(Element data from apps and pages):
* * * * *
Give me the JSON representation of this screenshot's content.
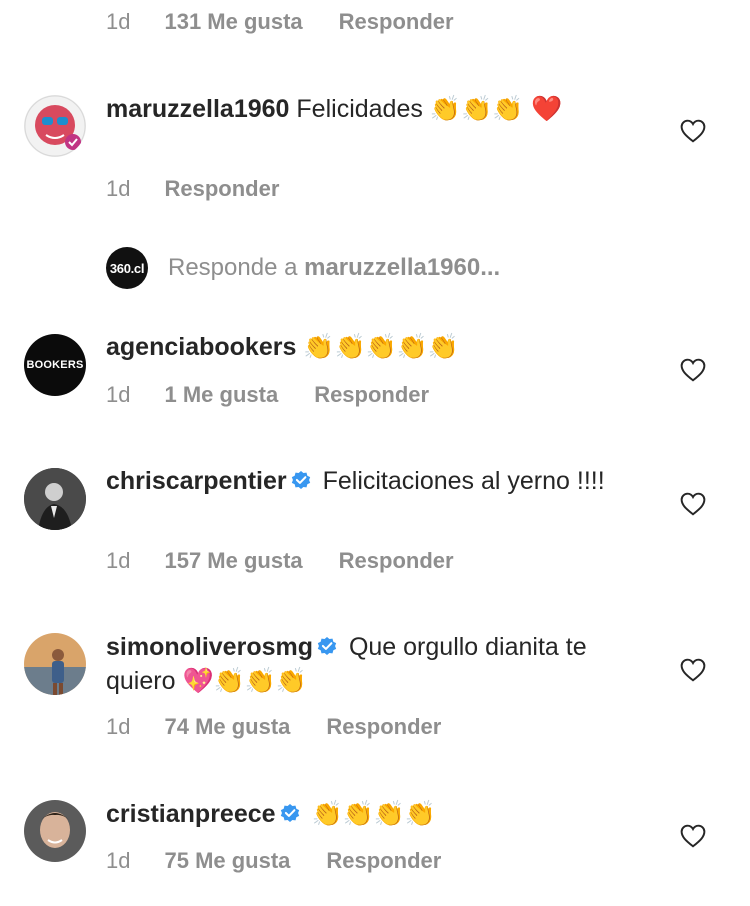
{
  "top_comment_meta": {
    "ago": "1d",
    "likes": "131 Me gusta",
    "reply": "Responder"
  },
  "comments": [
    {
      "username": "maruzzella1960",
      "verified": false,
      "text": "Felicidades",
      "emoji": "👏👏👏 ❤️",
      "ago": "1d",
      "likes": "",
      "reply": "Responder"
    },
    {
      "username": "agenciabookers",
      "verified": false,
      "text": "",
      "emoji": "👏👏👏👏👏",
      "ago": "1d",
      "likes": "1 Me gusta",
      "reply": "Responder",
      "avatar_text": "BOOKERS"
    },
    {
      "username": "chriscarpentier",
      "verified": true,
      "text": "Felicitaciones al yerno !!!!",
      "emoji": "",
      "ago": "1d",
      "likes": "157 Me gusta",
      "reply": "Responder"
    },
    {
      "username": "simonoliverosmg",
      "verified": true,
      "text": "Que orgullo dianita te quiero",
      "emoji": "💖👏👏👏",
      "ago": "1d",
      "likes": "74 Me gusta",
      "reply": "Responder"
    },
    {
      "username": "cristianpreece",
      "verified": true,
      "text": "",
      "emoji": "👏👏👏👏",
      "ago": "1d",
      "likes": "75 Me gusta",
      "reply": "Responder"
    }
  ],
  "reply_field": {
    "avatar_text": "360.cl",
    "prefix": "Responde a",
    "target": "maruzzella1960..."
  },
  "icons": {
    "like": "heart-outline-icon",
    "verified": "verified-badge-icon"
  },
  "colors": {
    "text": "#262626",
    "secondary": "#8e8e8e",
    "verified": "#3897f0"
  }
}
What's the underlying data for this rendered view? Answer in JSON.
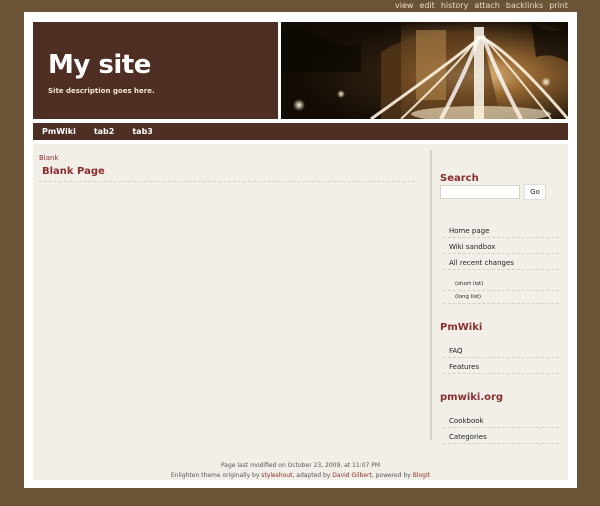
{
  "top_actions": [
    "view",
    "edit",
    "history",
    "attach",
    "backlinks",
    "print"
  ],
  "header": {
    "site_title": "My site",
    "site_description": "Site description goes here."
  },
  "nav_tabs": [
    "PmWiki",
    "tab2",
    "tab3"
  ],
  "main": {
    "breadcrumb": "Blank",
    "page_title": "Blank Page"
  },
  "sidebar": {
    "search_heading": "Search",
    "search_value": "",
    "go_label": "Go",
    "search_links": [
      "Home page",
      "Wiki sandbox",
      "All recent changes"
    ],
    "recent_sub_links": [
      "(short list)",
      "(long list)"
    ],
    "pmwiki_heading": "PmWiki",
    "pmwiki_links": [
      "FAQ",
      "Features"
    ],
    "pmwikiorg_heading": "pmwiki.org",
    "pmwikiorg_links": [
      "Cookbook",
      "Categories"
    ]
  },
  "footer": {
    "line1": "Page last modified on October 23, 2009, at 11:07 PM",
    "line2_prefix": "Enlighten theme originally by ",
    "line2_link1": "styleshout",
    "line2_mid": ", adapted by ",
    "line2_link2": "David Gilbert",
    "line2_mid2": ", powered by ",
    "line2_link3": "BlogIt"
  },
  "colors": {
    "page_background": "#6b5338",
    "header_dark": "#4f2e24",
    "content_background": "#f2efe9",
    "link_red": "#8b2e2e"
  }
}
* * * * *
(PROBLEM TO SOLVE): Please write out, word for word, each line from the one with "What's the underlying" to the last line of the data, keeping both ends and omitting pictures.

(RESULT OF THIS EXERCISE):
What's the underlying data for this rendered view? Answer in JSON.
{
  "top_actions": [
    "view",
    "edit",
    "history",
    "attach",
    "backlinks",
    "print"
  ],
  "header": {
    "site_title": "My site",
    "site_description": "Site description goes here."
  },
  "nav_tabs": [
    "PmWiki",
    "tab2",
    "tab3"
  ],
  "main": {
    "breadcrumb": "Blank",
    "page_title": "Blank Page"
  },
  "sidebar": {
    "search_heading": "Search",
    "search_value": "",
    "go_label": "Go",
    "search_links": [
      "Home page",
      "Wiki sandbox",
      "All recent changes"
    ],
    "recent_sub_links": [
      "(short list)",
      "(long list)"
    ],
    "pmwiki_heading": "PmWiki",
    "pmwiki_links": [
      "FAQ",
      "Features"
    ],
    "pmwikiorg_heading": "pmwiki.org",
    "pmwikiorg_links": [
      "Cookbook",
      "Categories"
    ]
  },
  "footer": {
    "line1": "Page last modified on October 23, 2009, at 11:07 PM",
    "line2_prefix": "Enlighten theme originally by ",
    "line2_link1": "styleshout",
    "line2_mid": ", adapted by ",
    "line2_link2": "David Gilbert",
    "line2_mid2": ", powered by ",
    "line2_link3": "BlogIt"
  },
  "colors": {
    "page_background": "#6b5338",
    "header_dark": "#4f2e24",
    "content_background": "#f2efe9",
    "link_red": "#8b2e2e"
  }
}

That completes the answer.